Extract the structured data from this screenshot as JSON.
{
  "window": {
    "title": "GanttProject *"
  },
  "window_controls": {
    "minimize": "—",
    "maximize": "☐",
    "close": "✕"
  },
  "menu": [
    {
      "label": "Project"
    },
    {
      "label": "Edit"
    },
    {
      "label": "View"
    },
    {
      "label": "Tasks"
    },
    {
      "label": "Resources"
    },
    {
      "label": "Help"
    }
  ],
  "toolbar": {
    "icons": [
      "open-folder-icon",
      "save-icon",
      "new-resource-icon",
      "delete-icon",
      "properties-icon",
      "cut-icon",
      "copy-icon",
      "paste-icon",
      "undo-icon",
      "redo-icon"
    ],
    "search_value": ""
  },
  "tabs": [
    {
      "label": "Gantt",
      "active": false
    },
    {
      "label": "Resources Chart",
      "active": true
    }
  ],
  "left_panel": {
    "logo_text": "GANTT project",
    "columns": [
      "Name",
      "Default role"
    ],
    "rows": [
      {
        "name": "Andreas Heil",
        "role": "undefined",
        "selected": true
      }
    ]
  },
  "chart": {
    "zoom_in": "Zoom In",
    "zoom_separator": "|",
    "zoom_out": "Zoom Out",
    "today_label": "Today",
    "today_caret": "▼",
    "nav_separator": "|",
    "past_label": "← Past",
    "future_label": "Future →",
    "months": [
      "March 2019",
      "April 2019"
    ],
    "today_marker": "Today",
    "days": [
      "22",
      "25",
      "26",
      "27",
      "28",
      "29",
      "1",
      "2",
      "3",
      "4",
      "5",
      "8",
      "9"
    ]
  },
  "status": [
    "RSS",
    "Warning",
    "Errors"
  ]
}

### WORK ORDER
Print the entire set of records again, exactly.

### OUTPUT
Extract the structured data from this screenshot as JSON.
{
  "window": {
    "title": "GanttProject *"
  },
  "window_controls": {
    "minimize": "—",
    "maximize": "☐",
    "close": "✕"
  },
  "menu": [
    {
      "label": "Project"
    },
    {
      "label": "Edit"
    },
    {
      "label": "View"
    },
    {
      "label": "Tasks"
    },
    {
      "label": "Resources"
    },
    {
      "label": "Help"
    }
  ],
  "toolbar": {
    "icons": [
      "open-folder-icon",
      "save-icon",
      "new-resource-icon",
      "delete-icon",
      "properties-icon",
      "cut-icon",
      "copy-icon",
      "paste-icon",
      "undo-icon",
      "redo-icon"
    ],
    "search_value": ""
  },
  "tabs": [
    {
      "label": "Gantt",
      "active": false
    },
    {
      "label": "Resources Chart",
      "active": true
    }
  ],
  "left_panel": {
    "logo_text": "GANTT project",
    "columns": [
      "Name",
      "Default role"
    ],
    "rows": [
      {
        "name": "Andreas Heil",
        "role": "undefined",
        "selected": true
      }
    ]
  },
  "chart": {
    "zoom_in": "Zoom In",
    "zoom_separator": "|",
    "zoom_out": "Zoom Out",
    "today_label": "Today",
    "today_caret": "▼",
    "nav_separator": "|",
    "past_label": "← Past",
    "future_label": "Future →",
    "months": [
      "March 2019",
      "April 2019"
    ],
    "today_marker": "Today",
    "days": [
      "22",
      "25",
      "26",
      "27",
      "28",
      "29",
      "1",
      "2",
      "3",
      "4",
      "5",
      "8",
      "9"
    ]
  },
  "status": [
    "RSS",
    "Warning",
    "Errors"
  ]
}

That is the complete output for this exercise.